A chemical used on most non-organic American apples that preserves the fruit’s color after harvest was banned by the European Union in 2012 because its makers could not prove it did not put human health at risk, according to a new study.
The US Department of Agriculture (USDA) found in 2010 that 80 percent of apples harvested in the United States are coated with diphenylamine, or DPA, a “growth regulator” that works to stave off darkening of the fruit’s skin during months of cold storage.
DPA, regulated as a pesticide, has been used in the US since 1962. The USDA has reported that DPA residue is found more often and at greater concentrations that most other pesticide residues. The chemical has been detected in apple juice and applesauce, as well as pears and pear baby food. In fact, the USDA has consistently found that apples are one of the most pesticide-treated products in the American produce market.
NYT retracts proof of “Russian involvement” in Ukraine
WI strips cops of right to investigate police-involved shootings
Dozens of pages of previously unreleased documents pertaining to the prosecution of hacktivist Jeremy Hammond were leaked to the web on Thursday, further linking the United States government to a gamut of cyberattacks waged against foreign nations.
Hammond, 29, made waves last November when he defied a US federal judge’s order and told a packed New York City courtroom on the day of his sentencing that the Federal Bureau of Investigation had relied on an undercover informant to direct members of the amorphous hacking collective Anonymous to target the websites of adversarial nations.
Although the Taliban is looking to restart negotiations with the United States over an American soldier captured five years ago, US bureaucracy and poor communication is reportedly keeping the talks from taking off.
According to the Associated Press, two US military officials claim the Taliban is willing to return US Sergeant Bowe Bergdahl, whom it has held since 2009. However, the militant group does not know which part of the US government or military to reach out to, since it is “unclear which U.S. government officials have the authority to make a deal.”
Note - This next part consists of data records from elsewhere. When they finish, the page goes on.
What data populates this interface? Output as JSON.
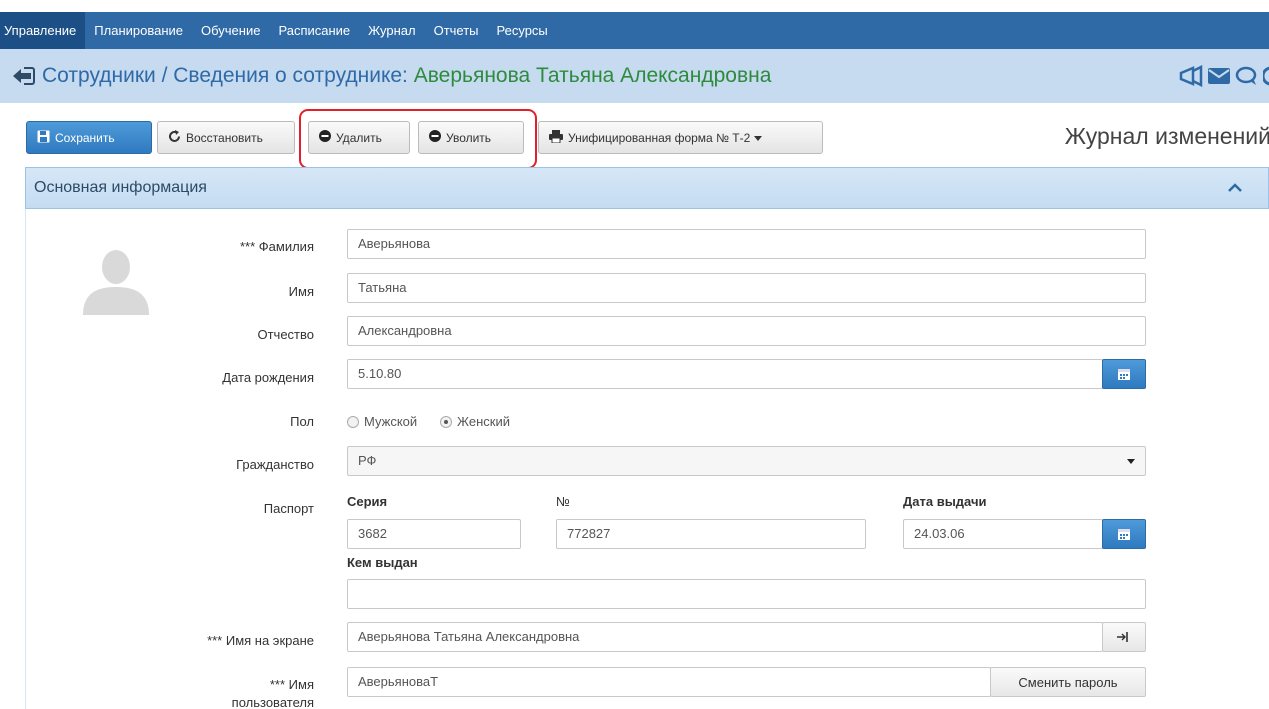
{
  "nav": {
    "items": [
      "Управление",
      "Планирование",
      "Обучение",
      "Расписание",
      "Журнал",
      "Отчеты",
      "Ресурсы"
    ],
    "active_index": 0
  },
  "breadcrumb": {
    "section": "Сотрудники",
    "separator": " / ",
    "page": "Сведения о сотруднике: ",
    "person": "Аверьянова Татьяна Александровна"
  },
  "toolbar": {
    "save": "Сохранить",
    "restore": "Восстановить",
    "delete": "Удалить",
    "dismiss": "Уволить",
    "form": "Унифицированная форма № Т-2",
    "journal": "Журнал изменений"
  },
  "panel": {
    "title": "Основная информация"
  },
  "form": {
    "surname_label": "*** Фамилия",
    "surname": "Аверьянова",
    "name_label": "Имя",
    "name": "Татьяна",
    "patronymic_label": "Отчество",
    "patronymic": "Александровна",
    "birth_label": "Дата рождения",
    "birth": "5.10.80",
    "gender_label": "Пол",
    "gender_male": "Мужской",
    "gender_female": "Женский",
    "gender_selected": "Женский",
    "citizenship_label": "Гражданство",
    "citizenship": "РФ",
    "passport_label": "Паспорт",
    "series_label": "Серия",
    "series": "3682",
    "number_label": "№",
    "number": "772827",
    "issue_date_label": "Дата выдачи",
    "issue_date": "24.03.06",
    "issued_by_label": "Кем выдан",
    "issued_by": "",
    "display_name_label": "*** Имя на экране",
    "display_name": "Аверьянова Татьяна Александровна",
    "username_label_1": "*** Имя",
    "username_label_2": "пользователя",
    "username": "АверьяноваТ",
    "change_password": "Сменить пароль"
  },
  "colors": {
    "nav_bg": "#2f6aa6",
    "crumb_bg": "#c6daf0",
    "primary": "#2f7ac0",
    "highlight": "#e0202a",
    "person_name": "#2e8b3d"
  }
}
Outraged Costa Rican officials are demanding that the White House explain why the controversial so-called “Cuban Twitter” project revealed earlier this month was facilitated by the United States Embassy in San José.
When the Associated Press reported earlier this month that the US State Department had spearheaded a social media platform in Cuba with the intent of stirring political unrest, the Obama administration quickly came under attack and promptly denounced allegations that it covertly plotted to disrupt Cuban politics. Just weeks later, however, condemnation is continuing to emerge — this time from the Costa Rican capital where the “ZunZuneo” platform was reportedly silently developed by American officials.
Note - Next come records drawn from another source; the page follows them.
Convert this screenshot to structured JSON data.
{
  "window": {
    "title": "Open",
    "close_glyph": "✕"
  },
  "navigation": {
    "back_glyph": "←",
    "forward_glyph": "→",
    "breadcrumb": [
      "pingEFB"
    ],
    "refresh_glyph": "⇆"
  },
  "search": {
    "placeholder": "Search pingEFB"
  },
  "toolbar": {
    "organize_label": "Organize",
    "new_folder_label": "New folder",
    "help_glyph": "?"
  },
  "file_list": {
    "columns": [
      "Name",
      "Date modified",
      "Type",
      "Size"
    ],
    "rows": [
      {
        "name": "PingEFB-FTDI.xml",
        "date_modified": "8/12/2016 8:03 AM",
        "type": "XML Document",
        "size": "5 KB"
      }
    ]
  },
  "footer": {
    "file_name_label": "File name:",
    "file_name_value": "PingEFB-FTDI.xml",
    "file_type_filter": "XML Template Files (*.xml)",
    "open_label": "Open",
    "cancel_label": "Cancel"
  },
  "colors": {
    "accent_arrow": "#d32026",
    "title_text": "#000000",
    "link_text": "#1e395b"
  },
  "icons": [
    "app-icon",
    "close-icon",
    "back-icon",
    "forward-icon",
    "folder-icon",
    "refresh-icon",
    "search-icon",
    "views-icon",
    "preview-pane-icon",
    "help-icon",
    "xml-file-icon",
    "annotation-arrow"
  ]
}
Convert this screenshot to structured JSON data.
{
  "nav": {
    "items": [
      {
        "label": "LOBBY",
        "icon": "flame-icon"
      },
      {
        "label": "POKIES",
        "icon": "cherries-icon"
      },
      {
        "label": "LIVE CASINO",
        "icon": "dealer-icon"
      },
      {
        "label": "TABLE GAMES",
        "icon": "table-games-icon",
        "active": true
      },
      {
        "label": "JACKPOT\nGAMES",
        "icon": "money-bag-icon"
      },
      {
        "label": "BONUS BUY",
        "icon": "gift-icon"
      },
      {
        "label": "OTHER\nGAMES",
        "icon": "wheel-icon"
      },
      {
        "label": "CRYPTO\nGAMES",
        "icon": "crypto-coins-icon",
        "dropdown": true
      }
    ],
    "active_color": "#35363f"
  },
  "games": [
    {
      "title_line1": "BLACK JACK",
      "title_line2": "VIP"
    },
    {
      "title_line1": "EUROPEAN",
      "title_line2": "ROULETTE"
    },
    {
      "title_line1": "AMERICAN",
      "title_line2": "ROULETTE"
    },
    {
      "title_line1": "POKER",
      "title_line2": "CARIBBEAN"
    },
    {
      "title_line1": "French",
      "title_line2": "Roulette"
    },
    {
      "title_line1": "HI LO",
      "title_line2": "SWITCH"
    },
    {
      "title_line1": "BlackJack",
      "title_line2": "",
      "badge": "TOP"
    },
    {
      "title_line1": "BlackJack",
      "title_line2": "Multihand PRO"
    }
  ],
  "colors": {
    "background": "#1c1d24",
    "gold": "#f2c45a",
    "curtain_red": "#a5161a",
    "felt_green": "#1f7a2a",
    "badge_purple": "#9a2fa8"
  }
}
The chairman of the United States Federal Communications Commission is attempting to refute recent reports that suggest that the FCC is on track to terminate the basic principle of net neutrality.
News articles first emerged on Wednesday evening this week indicating that a draft FCC document includes new rules that would allow Internet Service Providers, or ISPs, to give preferential treatment to content producers willing to pay more money for better access to consumers.